When you hear the term “PMS,” this refers to symptoms that occur during the week just before menstruation, which disappear after menstruation has started. These symptoms include loose ligaments, cramps, weight gain, headaches, a heavy feeling in the intestines and breast pain. But the symptoms are also psychological, such as stress, irritability, a trouble sleeping and fatigue. PMS causes embarrassment in the social and professional lives of about 33% of the total female population. A questionnaire developed by French doctor Carole Maitre for INSEP (National Institute of Sport, Expertise and Performance), taken by 363 physically active women ages 16 to 22, showed that 83% of these women suffer from varying degrees of PMS. Bloating, weight gain and exhaustion all have a negative impact of their performance. 64% of them thought that PMS reduces their performance.
Menstrual cramps are the cause of painful menstruation. Affecting 1 out of 10 women, it can sometimes stop women from being physically or professionally active. A study conducted in 2001 showed that female athletes suffer less from menstrual cramps than the general population. Another study from 2006 showed that physically active women even feel less menstrual pain while competing. That’s why scientists are looking into the effects of endorphins secreted during exercise on the female body, which acts as a natural painkiller.
Amenorrhea is the absence of menstruation in adult women of reproductive age. High-intensity physical activity, which usually requires high levels of endurance, can have an impact on a woman’s physiology and cause menstruation to stop, possibly leading to reversible infertility. This is actually pretty convenient for some athletes, because they don’t have to deal with the hassles that their period could have on their high-level performance. Still, over the long term, this could be counterproductive, because it causes fatigue fractures due to reduced estrogen levels, which is essential for healthy bones. That’s why female athletes suffering from amenorrhea may have brittle bones or experience recurrent fractures.
A study conducted by INSEP between 2008 and 2009 on 400 physically active women showed that 93% of them suffered from PMS symptoms and that 27% felt a significant drop in their athletic performance. However, only 17% would skip a workout because of problems related to menstruation. 72% suffer from menstrual cramps and 6% from amenorrhea.
Only in the past few years have people started to talk about the connection between menstruation and exercise. Some athletes like tennis player Heather Watson during the Australian Open or (more recently) Chinese swimmer Fu Yuanhui during the Olympic Games in Rio have spoken out about this topic, saying that a drop in their performance was due to problems caused by their periods. So what can physically active women do so that they’re not controlled by their cycle?
Many doctors advise their patients to use contraception that will control when their period starts, which is often a cause of concern.
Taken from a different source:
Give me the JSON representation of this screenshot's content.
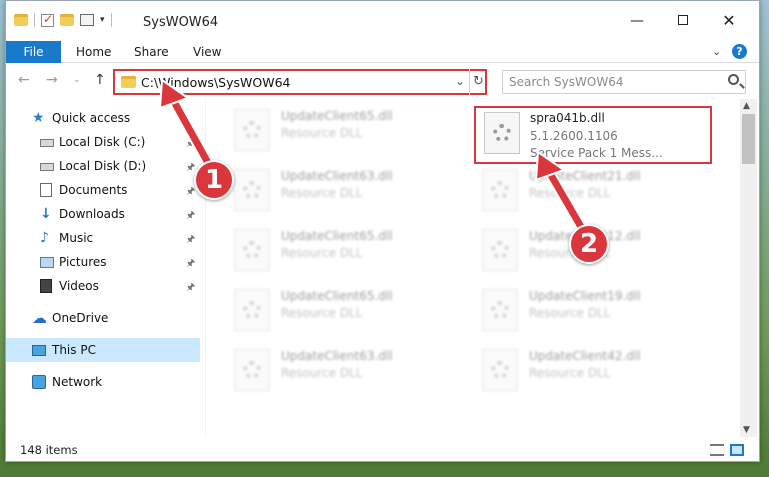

Sometimes they even suggest contraception that can completely stop your period and the pain that comes with it. This is different from amenorrhea because you “control” it by taking the pill, which balances out your estrogen levels. If your cycle causes problems that make it difficult to be physically active, talk to your doctor or a specialist so that you can find a solution that’s best for you. Not every physically active woman has the same symptoms or is affected in the same way. Nothing’s better than feeling free in your own body and mind so that you never throw in the towel.
Female athletes and FizzUp users, now you know how to manage exercise and menstruation! Remember that you’re never alone when dealing with a difficult menstrual cycle. Never give up and keep reaching your goals by learning how to manage your body. You can rely on specialists and your FizzUp trainer to support you in your fitness routine.